Postcards from Buku Larrnggay-Mulka, Yirrkala - Art Collector

Issue 72, April - June 2015

Located in the small beachfront town of Yirrkala in North-East Arnhem Land, Buku Larrnggay-Mulka Centre has for decades held its own as a cultural giant in the contemporary art world. Una Rey writes.

Nyapanyapa Yunupingu at work. Courtesy: the artist and Buku Larrnggay-Mulka


The beachfront community of Yirrkala in North East Arnhem Land, much like Papunya in the Western Desert, commands an aura of historic gravitas and an enduring artistic legacy fostered through the Buku Larrnggay-Mulka Centre. Genesis of the 1963 Bark Petitions, the Yirkala Church Panels and The Saltwater Collection, home to rock band Yothu Yindi and host to the celebrated annual Garma Festival, Yirrkala community and its artists represent a consistently performing cultural giant in the contemporary art world, ever reflexive to changing politics, economies and audiences.

Magisterial bark paintings have long been an emblem of Yirrkala, whose first generation of artists include ceremonial leaders and painters Narritjin Maymuru and Mawalan Marika, well represented in public collections. The art centre’s entries in Darwin’s National Aboriginal and Torres Strait Islander Art Awards are legendary, literally towering over their peers, while exhibitions at leading galleries constantly reinstate the classical grace of bark painting alongside stylistic and material innovations.

Launching the 2015 exhibition calendar at Roslyn Oxley9 Gallery, Nyapanyapa Yunupingu’s Lawarra Maypa, from the Macassan term pages and pages, is evidence of this Yolngu creative enquiry, although as Nyapanyapa emphatically states: “Its just me, alone, doing this. By myself. I’m the only one [painting and drawing] like this.” Her new works include a spectacular graphic installation of works on paper and sculpted larrakitj or hollow logs. Her practice is expansive, without allegiance to a single visual language or method. Transcending and retaining Yolngu convention, her imagery bridges Western figuration and expressionistic cross-hatching to suggest a hybrid formalism.
As Alcaston Gallery director Beverly Knight observes: “Yirrkala’s women artists [especially] have been able to negotiate within the strong cultural constructs of the Yolngu and with substantial negotiation they have managed a sense of freedom, a unique view of the world and their individual practices. There’s a real intellectual rigour at work.” She refers specifically to Nyapanyapa Yunupingu, her sister the late Gulumbu Yunupingu, Nonggirrnga Marawili and her daughter Marrnyula Mununggurr, whose installation of 252 fish-net inspired barks at Gertrude Contemporary in February marks a new partnership of creative exchange between the Melbourne and Yirrkala based arts organisations.
Winding up its touring schedule back home in Perth, the Yirrkala Drawings from the Berndt Collection in association with Yirrkala artists has been a delightful revelation for audiences, both art historically and aesthetically. Created in 1947, the brilliantly coloured crayon drawings on butcher’s paper represent some of the most outstanding visual cultural archives available to the public. New generations of Yirrkala artists have been equally inspired, responding in a series of prints editioned by the centre’s Yirrkala Print Space and available online.

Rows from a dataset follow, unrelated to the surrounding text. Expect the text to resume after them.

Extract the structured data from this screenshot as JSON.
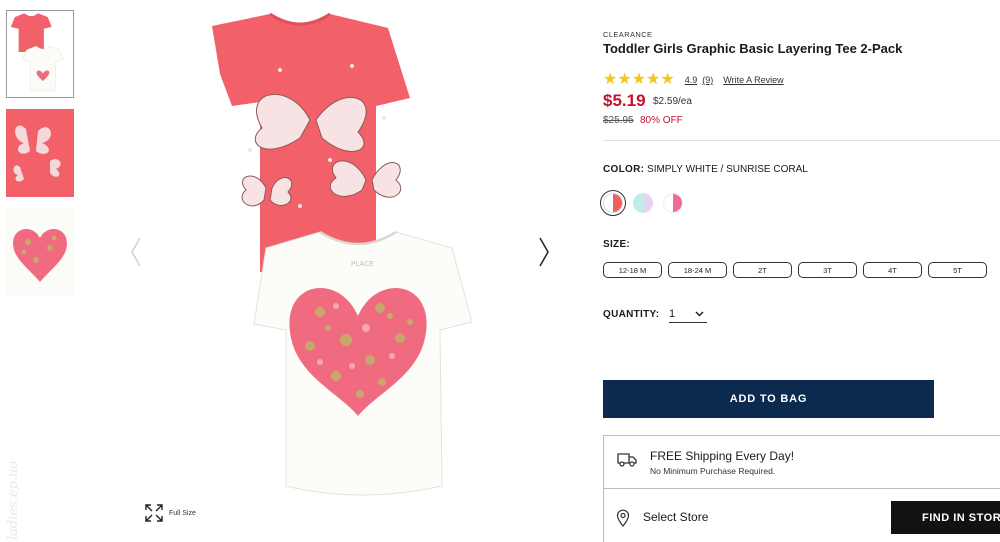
{
  "gallery": {
    "thumbnails": [
      "tees-two-pack",
      "butterfly-print",
      "heart-print"
    ],
    "full_size_label": "Full Size"
  },
  "product": {
    "tag": "CLEARANCE",
    "title": "Toddler Girls Graphic Basic Layering Tee 2-Pack",
    "rating": {
      "stars": 5,
      "value": "4.9",
      "count": "(9)",
      "write_review": "Write A Review"
    },
    "price": "$5.19",
    "unit_price": "$2.59/ea",
    "original_price": "$25.95",
    "discount": "80% OFF"
  },
  "color": {
    "label": "COLOR:",
    "selected": "SIMPLY WHITE / SUNRISE CORAL",
    "swatches": [
      {
        "name": "white-coral",
        "left": "#ffffff",
        "right": "#f0605f"
      },
      {
        "name": "mint-lilac",
        "left": "#bfeee8",
        "right": "#e7d3f2"
      },
      {
        "name": "white-pink",
        "left": "#ffffff",
        "right": "#f06a9a"
      }
    ]
  },
  "size": {
    "label": "SIZE:",
    "options": [
      "12-18 M",
      "18-24 M",
      "2T",
      "3T",
      "4T",
      "5T"
    ]
  },
  "quantity": {
    "label": "QUANTITY:",
    "value": "1"
  },
  "actions": {
    "add_to_bag": "ADD TO BAG",
    "find_in_store": "FIND IN STORE"
  },
  "shipping": {
    "title": "FREE Shipping Every Day!",
    "subtitle": "No Minimum Purchase Required.",
    "select_store": "Select Store"
  },
  "watermark": "ladies.ep.uo",
  "colors": {
    "accent_red": "#c8102e",
    "navy": "#0b2a4e",
    "star": "#f5c518",
    "coral": "#f0605f"
  }
}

With Wukun Wanambi’s larrakitj lined up for The British Museum and exhibitions in Singapore, Aspen and the Istanbul Biennale confirmed, Buku is reaching international audiences. Locally, a sadly neglected art form is the yidaki, commonly known as didgeridoo and widely misrepresented as a tourist souvenir. Shaped from naturally hollowed eucalyptus tetrodonta trees, they resonate beyond their musicality, as art coordinator Jeremy Cloake explains: “Yidaki are grossly under represented in Australia, with most appreciation for traditional instruments coming from Europe, Japan and the United States. But these unique, culturally authentic artefacts, specific to North East Arnhem Land, are available for as little as $600 to $1,500.”
Since 2007 the centre has run The Mulka Project with philanthropic and government backing. This digital studio creates film, art and music as well as archiving images and audio from white contact onwards. Director Ishmael Marika recently featured in the Museum of Contemporary Art’s Primavera survey of young artists with his short feature Galka.

Long after Narritjin Maymuru established a beachfront outlet for artefacts in the 1960s, Buku Larrnggay-Mulka, founded in 1976, has evolved to employ over 20 Yolngu staff while retaining long-term managers such as Steve Fox, Andrew Blake, Will Stubbs and Kade McDonald. Such consistency and strong relationships have undoubtedly contributed to the art centre’s reputation as an elite organisation; Yolngu agency ensuring only artworks and projects of utmost integrity end up in the public domain.


Share this page: